Academics should be making use of moving images and sound to make lectures more interesting for students, according to Murray Weston, director of the British Universities Film and Video Council.
The advent of digital video cameras, PC-editing software and online video databases means it is now simple to include moving images in lectures, Mr Weston said.
"There are things people say and do that you cannot easily get from the written word," he said.
Technology's affordability and ease of use mean that staff can shoot and edit material and embed a video clip into a PowerPoint presentation without the aid of technicians.
But Mr Weston said that until now, finding and accessing suitable footage had been difficult. "There is no national catalogue of moving pictures like there is for books, so even though someone has probably shot sequences that are exactly what you need, you will not know where to find them."

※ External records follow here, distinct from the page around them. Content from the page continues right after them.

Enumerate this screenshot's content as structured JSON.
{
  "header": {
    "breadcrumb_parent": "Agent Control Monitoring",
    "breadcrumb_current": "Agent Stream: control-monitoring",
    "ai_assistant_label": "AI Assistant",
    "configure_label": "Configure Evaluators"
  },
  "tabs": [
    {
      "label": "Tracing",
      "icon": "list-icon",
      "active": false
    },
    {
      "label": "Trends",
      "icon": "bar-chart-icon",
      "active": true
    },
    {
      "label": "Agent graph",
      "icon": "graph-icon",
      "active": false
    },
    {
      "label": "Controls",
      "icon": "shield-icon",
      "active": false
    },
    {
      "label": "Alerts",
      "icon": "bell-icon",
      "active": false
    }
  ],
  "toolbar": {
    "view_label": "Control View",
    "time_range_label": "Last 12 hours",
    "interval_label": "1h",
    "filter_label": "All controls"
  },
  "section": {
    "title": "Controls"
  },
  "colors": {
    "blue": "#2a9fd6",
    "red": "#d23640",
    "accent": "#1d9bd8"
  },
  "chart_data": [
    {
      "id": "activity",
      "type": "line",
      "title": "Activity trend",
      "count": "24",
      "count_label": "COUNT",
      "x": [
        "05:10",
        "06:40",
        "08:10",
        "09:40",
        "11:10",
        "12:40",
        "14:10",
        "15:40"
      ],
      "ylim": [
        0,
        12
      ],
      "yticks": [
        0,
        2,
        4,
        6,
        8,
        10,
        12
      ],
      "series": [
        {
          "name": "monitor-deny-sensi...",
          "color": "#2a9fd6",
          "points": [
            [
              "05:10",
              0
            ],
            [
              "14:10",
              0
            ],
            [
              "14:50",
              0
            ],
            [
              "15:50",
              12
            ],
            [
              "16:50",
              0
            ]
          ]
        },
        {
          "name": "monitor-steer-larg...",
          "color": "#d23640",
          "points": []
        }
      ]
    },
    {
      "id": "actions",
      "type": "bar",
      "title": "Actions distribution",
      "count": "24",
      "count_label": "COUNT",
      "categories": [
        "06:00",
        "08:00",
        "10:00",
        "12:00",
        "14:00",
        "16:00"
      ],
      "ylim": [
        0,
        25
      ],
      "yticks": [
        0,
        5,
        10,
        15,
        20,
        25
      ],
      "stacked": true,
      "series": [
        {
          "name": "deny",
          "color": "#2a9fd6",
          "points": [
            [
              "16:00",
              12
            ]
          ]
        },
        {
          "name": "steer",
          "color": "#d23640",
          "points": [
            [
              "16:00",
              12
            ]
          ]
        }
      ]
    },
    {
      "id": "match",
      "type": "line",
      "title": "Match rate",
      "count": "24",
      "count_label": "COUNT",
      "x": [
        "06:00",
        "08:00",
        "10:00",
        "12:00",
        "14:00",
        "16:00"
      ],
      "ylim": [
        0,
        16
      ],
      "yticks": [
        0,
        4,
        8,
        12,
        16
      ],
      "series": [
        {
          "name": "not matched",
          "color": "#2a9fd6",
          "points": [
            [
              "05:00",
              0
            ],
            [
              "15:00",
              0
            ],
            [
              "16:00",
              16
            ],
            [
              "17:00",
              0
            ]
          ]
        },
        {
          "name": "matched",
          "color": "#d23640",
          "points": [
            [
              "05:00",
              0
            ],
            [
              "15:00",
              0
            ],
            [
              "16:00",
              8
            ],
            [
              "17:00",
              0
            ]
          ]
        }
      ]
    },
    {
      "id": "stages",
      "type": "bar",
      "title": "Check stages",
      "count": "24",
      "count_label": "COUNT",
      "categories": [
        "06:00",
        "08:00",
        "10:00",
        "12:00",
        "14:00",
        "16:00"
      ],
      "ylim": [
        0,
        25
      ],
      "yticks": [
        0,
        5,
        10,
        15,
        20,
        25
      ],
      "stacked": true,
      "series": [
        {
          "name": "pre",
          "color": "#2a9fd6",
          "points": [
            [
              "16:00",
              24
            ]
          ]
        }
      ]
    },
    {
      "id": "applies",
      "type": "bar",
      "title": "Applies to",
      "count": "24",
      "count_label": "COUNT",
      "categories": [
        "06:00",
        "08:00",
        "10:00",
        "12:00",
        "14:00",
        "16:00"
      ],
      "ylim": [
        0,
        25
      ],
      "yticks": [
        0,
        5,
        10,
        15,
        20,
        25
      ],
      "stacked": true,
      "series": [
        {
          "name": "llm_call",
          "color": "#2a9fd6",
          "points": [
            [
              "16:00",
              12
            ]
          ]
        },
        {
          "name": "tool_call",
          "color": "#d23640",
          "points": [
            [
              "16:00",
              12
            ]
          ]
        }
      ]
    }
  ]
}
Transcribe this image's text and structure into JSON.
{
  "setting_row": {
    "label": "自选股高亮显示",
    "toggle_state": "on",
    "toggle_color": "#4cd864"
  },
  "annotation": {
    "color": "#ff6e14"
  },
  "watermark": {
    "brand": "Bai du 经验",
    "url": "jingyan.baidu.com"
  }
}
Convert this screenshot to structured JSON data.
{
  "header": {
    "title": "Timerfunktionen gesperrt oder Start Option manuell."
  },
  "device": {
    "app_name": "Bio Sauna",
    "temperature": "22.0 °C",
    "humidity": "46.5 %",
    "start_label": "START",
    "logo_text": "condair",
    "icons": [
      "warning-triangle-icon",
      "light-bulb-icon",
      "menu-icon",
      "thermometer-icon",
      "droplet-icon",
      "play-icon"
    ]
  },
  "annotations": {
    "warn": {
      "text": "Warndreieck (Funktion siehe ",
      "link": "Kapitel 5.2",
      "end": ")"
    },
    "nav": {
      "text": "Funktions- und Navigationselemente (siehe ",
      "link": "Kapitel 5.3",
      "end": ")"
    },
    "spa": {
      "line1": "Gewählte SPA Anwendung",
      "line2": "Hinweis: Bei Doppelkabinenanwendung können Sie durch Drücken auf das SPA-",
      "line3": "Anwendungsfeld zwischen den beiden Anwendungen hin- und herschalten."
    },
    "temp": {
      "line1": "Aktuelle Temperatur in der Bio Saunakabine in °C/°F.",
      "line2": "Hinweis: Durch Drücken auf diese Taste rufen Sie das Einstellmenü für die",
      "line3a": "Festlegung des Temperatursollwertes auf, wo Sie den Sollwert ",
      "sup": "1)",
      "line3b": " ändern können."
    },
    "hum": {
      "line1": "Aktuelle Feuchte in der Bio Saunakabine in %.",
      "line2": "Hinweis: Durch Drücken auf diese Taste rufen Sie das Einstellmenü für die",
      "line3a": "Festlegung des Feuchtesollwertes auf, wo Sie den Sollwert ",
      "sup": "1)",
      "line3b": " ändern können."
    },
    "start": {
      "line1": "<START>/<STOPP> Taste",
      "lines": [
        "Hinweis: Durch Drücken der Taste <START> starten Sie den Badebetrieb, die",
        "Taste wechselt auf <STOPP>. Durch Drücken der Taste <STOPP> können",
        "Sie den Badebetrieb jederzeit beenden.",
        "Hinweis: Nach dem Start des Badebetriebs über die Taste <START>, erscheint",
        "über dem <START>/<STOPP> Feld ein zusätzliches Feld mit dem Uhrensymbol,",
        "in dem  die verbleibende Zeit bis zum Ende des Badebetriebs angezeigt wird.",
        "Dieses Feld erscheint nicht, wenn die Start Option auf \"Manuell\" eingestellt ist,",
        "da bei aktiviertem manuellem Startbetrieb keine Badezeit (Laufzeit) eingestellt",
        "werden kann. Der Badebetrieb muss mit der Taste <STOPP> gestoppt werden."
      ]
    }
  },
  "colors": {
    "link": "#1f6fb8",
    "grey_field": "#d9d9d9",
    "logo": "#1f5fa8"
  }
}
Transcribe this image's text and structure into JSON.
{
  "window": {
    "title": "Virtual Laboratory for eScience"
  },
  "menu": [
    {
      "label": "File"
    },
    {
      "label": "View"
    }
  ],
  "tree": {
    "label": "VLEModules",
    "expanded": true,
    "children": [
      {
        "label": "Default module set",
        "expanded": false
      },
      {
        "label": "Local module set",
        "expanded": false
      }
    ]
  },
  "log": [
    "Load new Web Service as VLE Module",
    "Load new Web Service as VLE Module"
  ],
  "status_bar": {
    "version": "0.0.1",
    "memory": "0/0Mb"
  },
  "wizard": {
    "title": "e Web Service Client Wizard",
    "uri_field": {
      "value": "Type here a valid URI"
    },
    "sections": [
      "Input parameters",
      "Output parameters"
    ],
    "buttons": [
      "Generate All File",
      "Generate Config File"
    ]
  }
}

Properly describing images and storing them on servers to make the materials more accessible is, Mr Weston said, the only way to increase the usage of video for teaching and research. Often, just two or three minutes of video is needed to make a point, rather than a 30-minute or hour-long production.
To make images easier to locate, the council, along with the Open University, is setting up the Managing Agent and Advisory Service for moving pictures and sound in British higher and further education.
Maas, part of the Joint Information Systems Committee's Distributed National Electronic Resource initiative, is expected to be launched in October and will contain archive film material as well as specially commissioned items.
"It will be an interesting assembly and it is just the start; we are going to be clearing quite a lot of material in the next three to five years."
The vast capacity of the SuperJanet academic network has created opportunities for using moving pictures and sound in universities, but not every lecture theatre or tutorial room has the necessary video projector and sound facilities.
Academics' attitudes about video also need to change, Mr Weston said. Those who have regularly used it, particularly in disciplines where its use is not necessarily expected, have often been seen as "a bit wacky" by some.
"There is a need to encourage others to understand and find out more about this content, which is genuinely informative, helpful and enriching for the whole learning, teaching and research experience."
Digital video could also be used more for assignment purposes by students, Mr Weston added.
The movie editing software included on new Apple computers makes desktop video editing very simple for anyone, although Mr Weston said the dominance of PCs in universities could restrict its use.
The film and video council also runs the Moving Image Gateway, a website that lists about 400 other websites relating to moving images and sound and their use in higher and further education.